Growth Performance of Nursery Pigs not affected by Water Delivery System

April 2022

By Lee Johnston1, Kelsey Hammers2, Kayla Law2, Andres Gomez2, and Pedro Urriola2.  

1West Central Research and Outreach Center, Morris, and 2Department of Animal Science, St. Paul.  University of Minnesota

In the upper Midwest region, water is readily available for pigs and is supplied in a way that allows pigs to drink as much and as often as they choose.  Consequently, supply and quality of water is often overlooked by pig farmers and nutritionists.  The amount of water supplied to pigs has been the subject of some research in recent years but little attention has been paid to the quality of water supplied to pigs, especially nursery pigs.  A few years ago, pig farmers in Minnesota wondered if poor quality water might be the reason why they observed suboptimal performance and health of newly-weaned pigs in their nurseries.  In response to that question, we conducted a research study in the summer of 2019 to determine if three different water sources of varying quality might affect nursery pig performance and health.  For that study, we brought water from three different farms in Minnesota to our research swine nursery at WCROC and fed these waters to a group of 21-day old, newly-weaned pigs for the first 40 days after weaning.  Mineral composition and characteristics of all three waters varied greatly but were within published guidelines for acceptable water to be fed to pigs.  We expected that some measures of pig growth or health would be influenced by the quality of water they consumed.  However, our findings revealed absolutely no differences among water sources. 
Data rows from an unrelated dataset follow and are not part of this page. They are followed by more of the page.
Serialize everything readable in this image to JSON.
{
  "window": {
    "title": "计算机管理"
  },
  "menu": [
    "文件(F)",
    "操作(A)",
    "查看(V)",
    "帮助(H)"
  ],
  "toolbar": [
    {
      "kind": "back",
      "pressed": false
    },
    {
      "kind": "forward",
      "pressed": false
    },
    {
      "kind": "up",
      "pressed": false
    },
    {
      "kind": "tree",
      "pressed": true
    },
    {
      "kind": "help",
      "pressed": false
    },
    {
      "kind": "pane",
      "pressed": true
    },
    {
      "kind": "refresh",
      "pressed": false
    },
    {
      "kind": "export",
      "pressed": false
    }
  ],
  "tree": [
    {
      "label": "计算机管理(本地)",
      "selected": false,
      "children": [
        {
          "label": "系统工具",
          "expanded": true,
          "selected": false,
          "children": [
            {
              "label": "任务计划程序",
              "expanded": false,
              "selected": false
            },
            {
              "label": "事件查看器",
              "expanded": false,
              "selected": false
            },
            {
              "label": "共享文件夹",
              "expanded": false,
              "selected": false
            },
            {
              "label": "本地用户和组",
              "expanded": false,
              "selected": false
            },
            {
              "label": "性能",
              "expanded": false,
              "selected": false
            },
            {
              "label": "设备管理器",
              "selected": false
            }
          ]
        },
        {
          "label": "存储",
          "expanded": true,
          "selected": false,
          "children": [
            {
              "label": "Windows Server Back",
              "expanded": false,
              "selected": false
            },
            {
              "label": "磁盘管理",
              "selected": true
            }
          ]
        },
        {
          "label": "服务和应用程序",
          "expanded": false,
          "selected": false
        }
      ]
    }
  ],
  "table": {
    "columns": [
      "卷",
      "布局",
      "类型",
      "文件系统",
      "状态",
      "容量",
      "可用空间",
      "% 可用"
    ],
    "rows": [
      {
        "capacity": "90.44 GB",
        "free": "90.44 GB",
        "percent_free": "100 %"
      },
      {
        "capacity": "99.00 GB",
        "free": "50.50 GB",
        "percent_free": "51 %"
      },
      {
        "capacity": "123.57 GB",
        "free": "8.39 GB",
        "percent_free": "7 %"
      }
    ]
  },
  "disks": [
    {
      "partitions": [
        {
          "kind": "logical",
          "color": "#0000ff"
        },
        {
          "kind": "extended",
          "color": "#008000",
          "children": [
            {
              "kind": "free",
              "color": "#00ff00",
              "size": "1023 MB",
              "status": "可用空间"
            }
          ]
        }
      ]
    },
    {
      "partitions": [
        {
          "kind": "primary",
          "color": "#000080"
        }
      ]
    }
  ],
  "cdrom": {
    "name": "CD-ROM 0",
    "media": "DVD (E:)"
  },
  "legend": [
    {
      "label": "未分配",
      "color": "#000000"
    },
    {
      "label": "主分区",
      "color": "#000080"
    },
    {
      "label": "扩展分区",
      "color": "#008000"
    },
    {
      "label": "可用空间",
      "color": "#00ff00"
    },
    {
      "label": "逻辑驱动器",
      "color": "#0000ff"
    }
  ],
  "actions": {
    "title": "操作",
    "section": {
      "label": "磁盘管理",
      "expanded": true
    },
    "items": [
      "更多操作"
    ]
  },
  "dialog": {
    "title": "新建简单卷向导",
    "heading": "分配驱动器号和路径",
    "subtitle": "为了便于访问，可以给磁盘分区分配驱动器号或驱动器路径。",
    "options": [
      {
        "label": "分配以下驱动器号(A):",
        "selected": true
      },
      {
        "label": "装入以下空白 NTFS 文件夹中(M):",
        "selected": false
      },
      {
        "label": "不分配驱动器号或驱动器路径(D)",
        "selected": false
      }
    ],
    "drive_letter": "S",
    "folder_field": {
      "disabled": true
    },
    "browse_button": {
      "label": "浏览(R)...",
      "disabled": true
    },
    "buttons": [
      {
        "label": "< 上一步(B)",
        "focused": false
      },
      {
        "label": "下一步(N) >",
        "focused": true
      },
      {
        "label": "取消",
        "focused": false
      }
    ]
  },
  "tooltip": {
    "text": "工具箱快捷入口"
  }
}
We were puzzled by this finding when considering that many pig farmers and industry professionals believe water quality has important effects on pig performance.  We wondered if the water delivery system might be influencing quality of water that reaches the pig and explain why pig farmers see negative effects of poor water quality on pigs.  In our 2019 study at WCROC, we installed new water lines to deliver water to pigs which eliminated any negative effects of water delivery system on water quality.  However, the original water distribution system in the WCROC nursery was still present.  That system was installed in the year 2000 when the barn was built and had not been cleaned since installation.  This provided us a unique opportunity to evaluate effects of water distribution system on pig performance and health.  In 2021, we repeated our 2019 experiment but this time we used water collected from the WCROC well.  We fed this water to pigs through the new water lines installed in 2019 which had been used only 6 weeks (NEW) or through the original water lines that had been used for over 20 years (OLD). 

We compared the NEW and OLD water lines because we know that biofilms build up inside water lines over time.  Biofilms are slimy, sticky layers of bacteria  and have the potential to harbor organisms that might be harmful to pigs.  Additionally, biofilms could alter quality of water that reaches the pig.  For instance, good quality water coming into a pig barn might deteriorate in quality as it passes through water lines when biofilms are present.  Our recent experiment was designed to test if this phenomenon occurred in our WCROC nursery.  We did confirm presence of biofilm in the OLD but not the NEW water lines in our nursery. 

After feeding pigs the same water for 42 days, we found that pigs consuming water through the NEW line consumed slightly less feed compared with pigs fed water through the OLD line (Figure 1).  This finding was opposite of what we expected.  However, this difference in feed intake had no effect on average daily gain of pigs when comparing OLD and NEW lines (Figure 2).  Similarly, we observed no differences in gain efficiency, number of pigs that exhibited poor health, or number of pigs that died when comparing the OLD and NEW lines. 

In this experiment, cleanliness of the water distribution system did not have large effects on growth performance or health of nursery pigs.  These findings are similar to the findings of our previous study in that we could not document effects of water quality on nursery pig performance or health.  It is not clear why pig farmers report negative effects of poor water quality on nursery pigs and we cannot duplicate these findings.  Maybe factors other than water quality explain poor pig performance in commercial production conditions.  Or, maybe the quality of water or the cleanliness of water lines used in our experiments were not bad enough to negatively affect nursery pigs.  We continue to think about possible approaches to more clearly understand effects of water quality on pigs.  Stay tuned!